* EXERCISE GOAL *
If a record holds a picture, please leave the picture out and copy the rest of the record exactly.
----------------------------------------
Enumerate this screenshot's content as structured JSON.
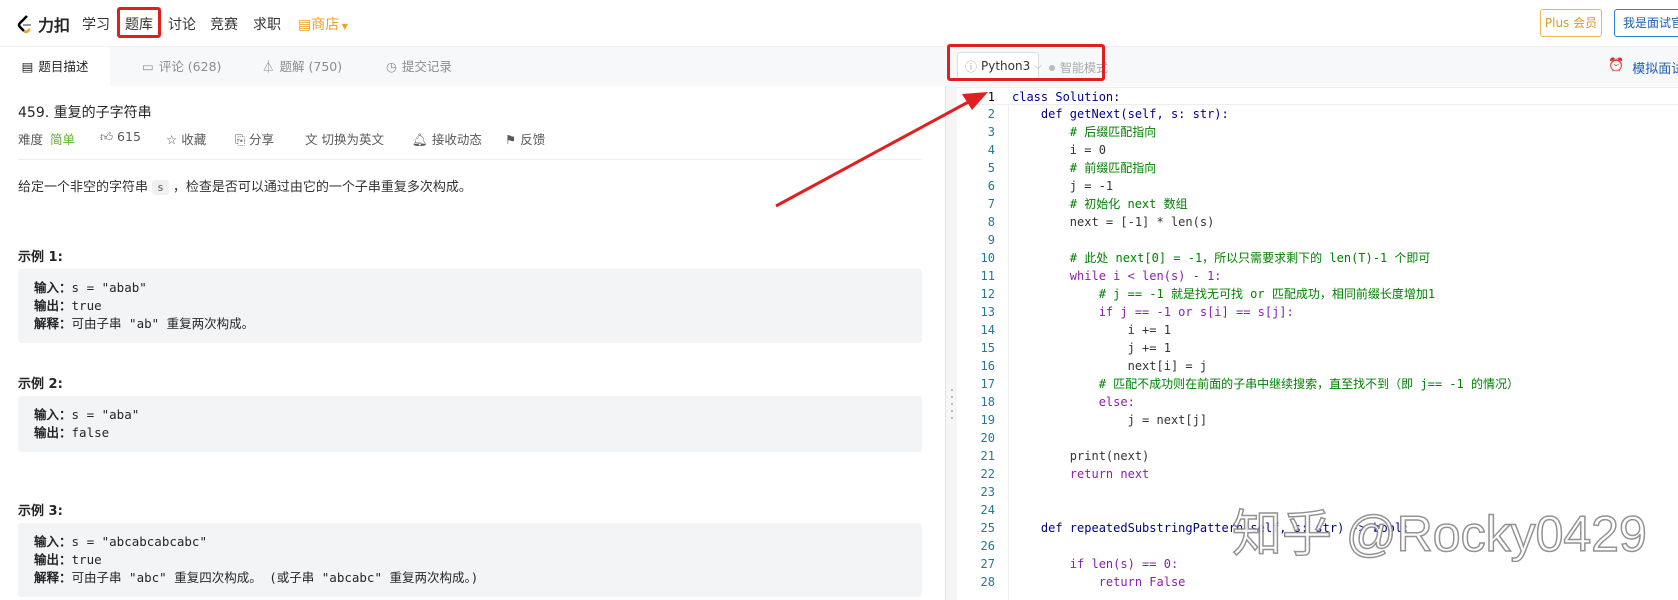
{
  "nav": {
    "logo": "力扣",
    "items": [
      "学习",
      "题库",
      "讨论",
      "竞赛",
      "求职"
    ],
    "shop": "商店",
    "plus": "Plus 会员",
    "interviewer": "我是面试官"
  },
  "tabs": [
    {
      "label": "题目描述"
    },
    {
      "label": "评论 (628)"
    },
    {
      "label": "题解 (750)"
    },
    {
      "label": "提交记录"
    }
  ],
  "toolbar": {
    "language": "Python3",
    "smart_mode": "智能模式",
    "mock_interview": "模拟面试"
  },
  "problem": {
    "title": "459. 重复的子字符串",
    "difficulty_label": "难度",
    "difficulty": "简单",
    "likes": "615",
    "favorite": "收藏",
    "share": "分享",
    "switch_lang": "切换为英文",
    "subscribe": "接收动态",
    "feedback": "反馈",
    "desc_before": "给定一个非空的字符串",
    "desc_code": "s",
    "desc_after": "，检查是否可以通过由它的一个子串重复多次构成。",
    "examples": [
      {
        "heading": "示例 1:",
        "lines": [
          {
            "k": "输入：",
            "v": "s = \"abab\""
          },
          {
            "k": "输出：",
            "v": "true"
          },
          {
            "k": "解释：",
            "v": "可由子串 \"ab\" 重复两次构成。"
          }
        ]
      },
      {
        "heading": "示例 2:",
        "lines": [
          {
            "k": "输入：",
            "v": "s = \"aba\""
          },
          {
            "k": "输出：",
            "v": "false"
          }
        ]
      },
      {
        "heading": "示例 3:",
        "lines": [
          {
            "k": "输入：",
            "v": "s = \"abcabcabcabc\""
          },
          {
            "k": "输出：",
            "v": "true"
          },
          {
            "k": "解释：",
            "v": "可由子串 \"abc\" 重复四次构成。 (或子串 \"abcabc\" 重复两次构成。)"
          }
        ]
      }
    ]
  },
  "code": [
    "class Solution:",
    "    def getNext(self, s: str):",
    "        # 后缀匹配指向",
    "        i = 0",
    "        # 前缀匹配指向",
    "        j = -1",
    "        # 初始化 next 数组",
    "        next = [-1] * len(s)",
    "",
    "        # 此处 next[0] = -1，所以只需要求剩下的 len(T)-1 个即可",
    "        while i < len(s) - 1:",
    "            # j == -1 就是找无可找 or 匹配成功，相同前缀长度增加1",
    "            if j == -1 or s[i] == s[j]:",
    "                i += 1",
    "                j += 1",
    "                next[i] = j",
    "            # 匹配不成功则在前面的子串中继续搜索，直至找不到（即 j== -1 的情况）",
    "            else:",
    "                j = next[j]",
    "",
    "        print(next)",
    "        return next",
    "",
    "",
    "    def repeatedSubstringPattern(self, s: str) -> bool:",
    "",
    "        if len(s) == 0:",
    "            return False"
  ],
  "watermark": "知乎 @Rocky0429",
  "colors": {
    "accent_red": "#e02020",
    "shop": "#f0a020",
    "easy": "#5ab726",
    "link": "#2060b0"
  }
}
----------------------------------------
* RESULT OF THIS EXERCISE *
Enumerate this screenshot's content as structured JSON.
{
  "nav": {
    "logo": "力扣",
    "items": [
      "学习",
      "题库",
      "讨论",
      "竞赛",
      "求职"
    ],
    "shop": "商店",
    "plus": "Plus 会员",
    "interviewer": "我是面试官"
  },
  "tabs": [
    {
      "label": "题目描述"
    },
    {
      "label": "评论 (628)"
    },
    {
      "label": "题解 (750)"
    },
    {
      "label": "提交记录"
    }
  ],
  "toolbar": {
    "language": "Python3",
    "smart_mode": "智能模式",
    "mock_interview": "模拟面试"
  },
  "problem": {
    "title": "459. 重复的子字符串",
    "difficulty_label": "难度",
    "difficulty": "简单",
    "likes": "615",
    "favorite": "收藏",
    "share": "分享",
    "switch_lang": "切换为英文",
    "subscribe": "接收动态",
    "feedback": "反馈",
    "desc_before": "给定一个非空的字符串",
    "desc_code": "s",
    "desc_after": "，检查是否可以通过由它的一个子串重复多次构成。",
    "examples": [
      {
        "heading": "示例 1:",
        "lines": [
          {
            "k": "输入：",
            "v": "s = \"abab\""
          },
          {
            "k": "输出：",
            "v": "true"
          },
          {
            "k": "解释：",
            "v": "可由子串 \"ab\" 重复两次构成。"
          }
        ]
      },
      {
        "heading": "示例 2:",
        "lines": [
          {
            "k": "输入：",
            "v": "s = \"aba\""
          },
          {
            "k": "输出：",
            "v": "false"
          }
        ]
      },
      {
        "heading": "示例 3:",
        "lines": [
          {
            "k": "输入：",
            "v": "s = \"abcabcabcabc\""
          },
          {
            "k": "输出：",
            "v": "true"
          },
          {
            "k": "解释：",
            "v": "可由子串 \"abc\" 重复四次构成。 (或子串 \"abcabc\" 重复两次构成。)"
          }
        ]
      }
    ]
  },
  "code": [
    "class Solution:",
    "    def getNext(self, s: str):",
    "        # 后缀匹配指向",
    "        i = 0",
    "        # 前缀匹配指向",
    "        j = -1",
    "        # 初始化 next 数组",
    "        next = [-1] * len(s)",
    "",
    "        # 此处 next[0] = -1，所以只需要求剩下的 len(T)-1 个即可",
    "        while i < len(s) - 1:",
    "            # j == -1 就是找无可找 or 匹配成功，相同前缀长度增加1",
    "            if j == -1 or s[i] == s[j]:",
    "                i += 1",
    "                j += 1",
    "                next[i] = j",
    "            # 匹配不成功则在前面的子串中继续搜索，直至找不到（即 j== -1 的情况）",
    "            else:",
    "                j = next[j]",
    "",
    "        print(next)",
    "        return next",
    "",
    "",
    "    def repeatedSubstringPattern(self, s: str) -> bool:",
    "",
    "        if len(s) == 0:",
    "            return False"
  ],
  "watermark": "知乎 @Rocky0429",
  "colors": {
    "accent_red": "#e02020",
    "shop": "#f0a020",
    "easy": "#5ab726",
    "link": "#2060b0"
  }
}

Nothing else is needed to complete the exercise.